"I'm seeing only body parts," Dawar Adnan, a rescue worker with the Pakistan Red Crescent, told The Associated Press by telephone. "This is a very horrible scene. We have scanned almost all the area, but there is no chance of anymore survivors."

McCarthy reported a rush of people trying to reach the crash site.

"Rescue workers, all volunteers, were streaming up with nothing in their hands. They had no equipment," she said. "Meanwhile, you had anxious relatives arrive at the scene who were angry that helicopters hadn't been mobilized more quickly to reach the scene."
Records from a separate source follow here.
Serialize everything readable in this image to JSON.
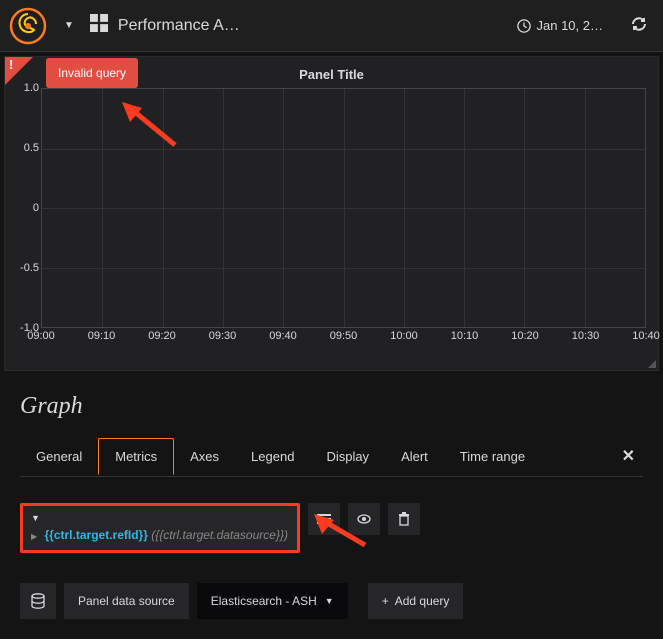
{
  "header": {
    "dashboard_title": "Performance A…",
    "time_range": "Jan 10, 2…"
  },
  "panel": {
    "title": "Panel Title",
    "error_tooltip": "Invalid query"
  },
  "chart_data": {
    "type": "line",
    "title": "Panel Title",
    "ylim": [
      -1.0,
      1.0
    ],
    "y_ticks": [
      1.0,
      0.5,
      0,
      -0.5,
      -1.0
    ],
    "x_ticks": [
      "09:00",
      "09:10",
      "09:20",
      "09:30",
      "09:40",
      "09:50",
      "10:00",
      "10:10",
      "10:20",
      "10:30",
      "10:40"
    ],
    "series": []
  },
  "editor": {
    "title": "Graph",
    "tabs": [
      "General",
      "Metrics",
      "Axes",
      "Legend",
      "Display",
      "Alert",
      "Time range"
    ],
    "active_tab": "Metrics"
  },
  "query": {
    "refid_template": "{{ctrl.target.refId}}",
    "datasource_template": "({{ctrl.target.datasource}})"
  },
  "datasource": {
    "label": "Panel data source",
    "selected": "Elasticsearch - ASH",
    "add_query": "Add query"
  }
}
Attempts to reach the crash site were hampered by muddy conditions and the smoldering wreckage, which authorities were having trouble extinguishing by helicopter, Adnan said.
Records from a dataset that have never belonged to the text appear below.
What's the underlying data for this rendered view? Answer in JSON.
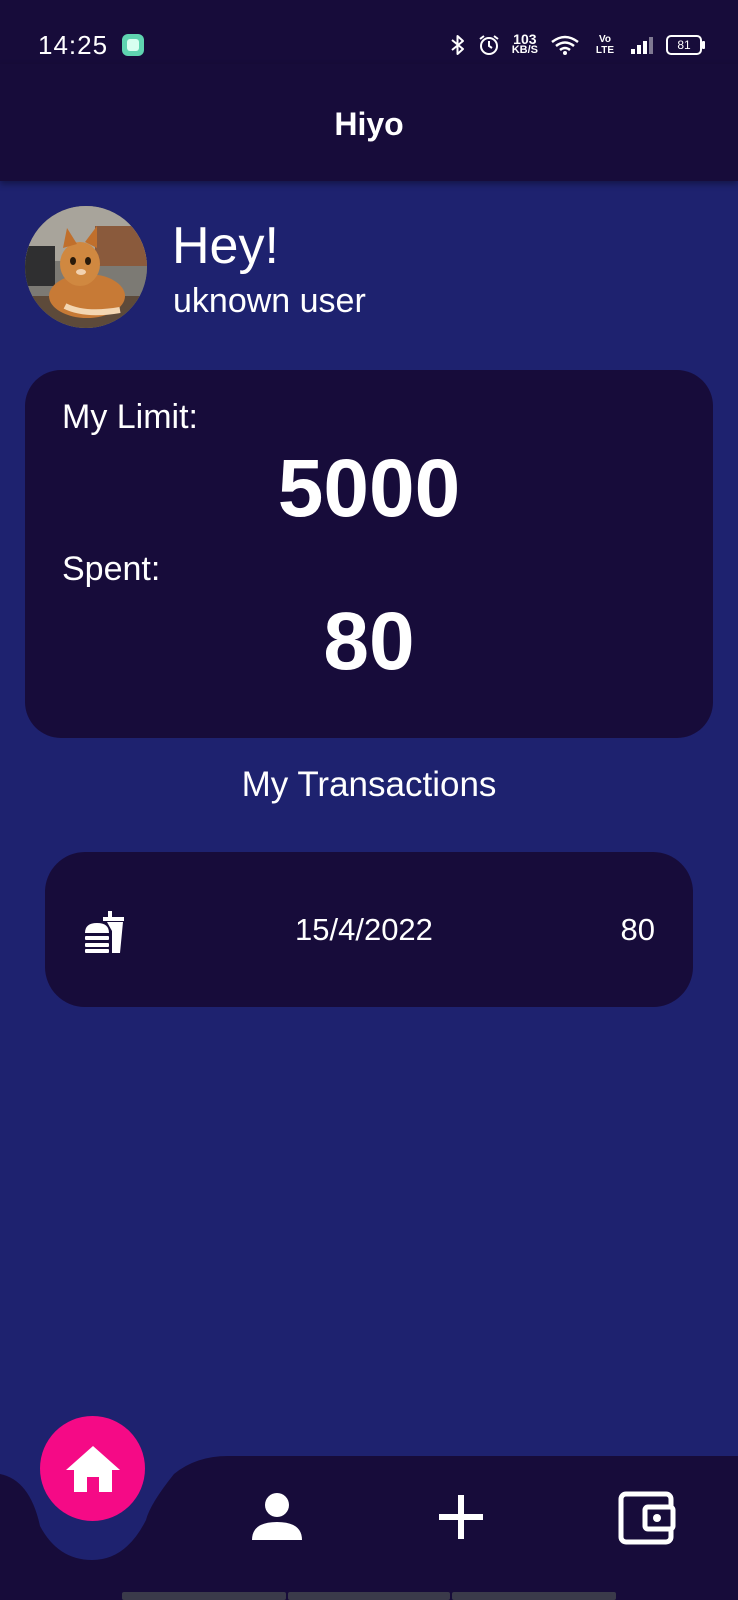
{
  "status_bar": {
    "time": "14:25",
    "net_speed_value": "103",
    "net_speed_unit": "KB/S",
    "volte": "Vo LTE",
    "battery": "81",
    "icons": [
      "app-notification-icon",
      "bluetooth-icon",
      "alarm-icon",
      "wifi-icon",
      "signal-icon",
      "battery-icon"
    ]
  },
  "app_bar": {
    "title": "Hiyo"
  },
  "profile": {
    "greeting": "Hey!",
    "username": "uknown user",
    "avatar": "cat-photo"
  },
  "limit_card": {
    "limit_label": "My Limit:",
    "limit_value": "5000",
    "spent_label": "Spent:",
    "spent_value": "80"
  },
  "transactions": {
    "heading": "My Transactions",
    "items": [
      {
        "icon": "fastfood-icon",
        "date": "15/4/2022",
        "amount": "80"
      }
    ]
  },
  "bottom_nav": {
    "items": [
      {
        "icon": "home-icon",
        "active": true
      },
      {
        "icon": "person-icon",
        "active": false
      },
      {
        "icon": "plus-icon",
        "active": false
      },
      {
        "icon": "wallet-icon",
        "active": false
      }
    ]
  },
  "colors": {
    "background": "#1e226f",
    "surface": "#170c3a",
    "accent": "#f50a86",
    "text": "#ffffff"
  }
}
Minister of Information and Broadcasting Qamar Zaman Kaira said 106 bodies had been recovered so far, but that only about a dozen had been positively identified.

At the Islamabad airport, hundreds of friends and relatives of those on board the flight swarmed ticket counters, desperately seeking information. A large cluster of people also surrounded a passenger list posted near the Airblue ticket counter.
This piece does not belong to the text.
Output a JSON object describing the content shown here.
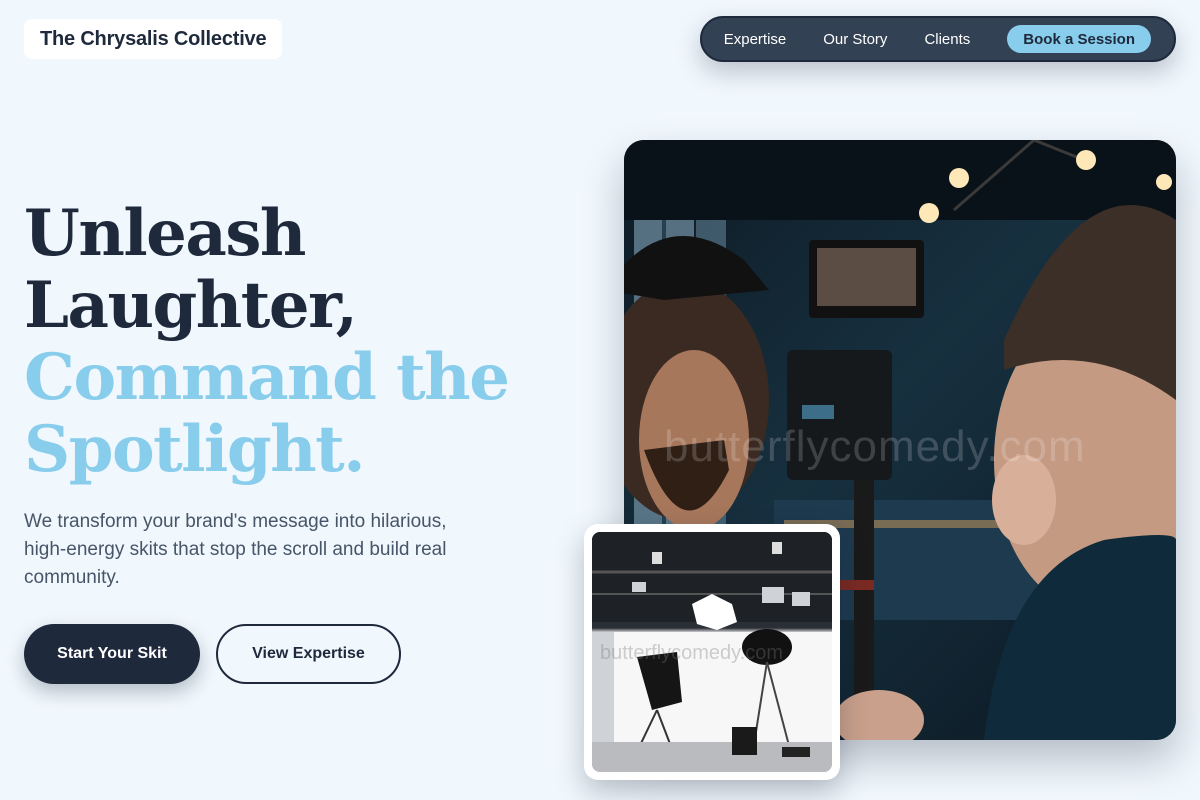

Airblue, a private carrier operating since 2004, posted a message on its website expressing "great sadness" for the loss. Airblue flies within Pakistan as well as internationally to the United Arab Emirates, Oman and the United Kingdom.

"We regret the loss of life and are investigating the exact circumstances of this tragedy," the message read.

The only previous recorded accident for Airblue is a tail strike in May 2008.

Raheel Ahmed, a spokesman for the airline, said the jet was no more than eight years old and had no known problems. The pilots did not send any emergency signals, he said.

Malik, the interior minister, told reporters that the pilot "was given directions to land either on runway I or II." He said, "The plane was at 2,600 feet before landing, but suddenly it went to 3,000, which was unexplained.

"If the visibility to the runway was so poor, then it should have been diverted," he added.

The Pakistan Airline Pilot Association said the plane appeared to have strayed off course, possibly because of the poor weather.

Airbus said it would provide technical assistance to Pakistani authorities investigating the crash. The aircraft was initially delivered in 2000, and was leased to Airblue in January 2006. It accumulated about 34,000 flight hours during some 13,500 flights, the company said.

Pakistan's last major plane crash occurred in July 2006 when a Fokker F-27 twin-engine aircraft operated by Pakistan International Airlines slammed into a wheat field on the outskirts of the central city of Multan, killing all 45 people on board.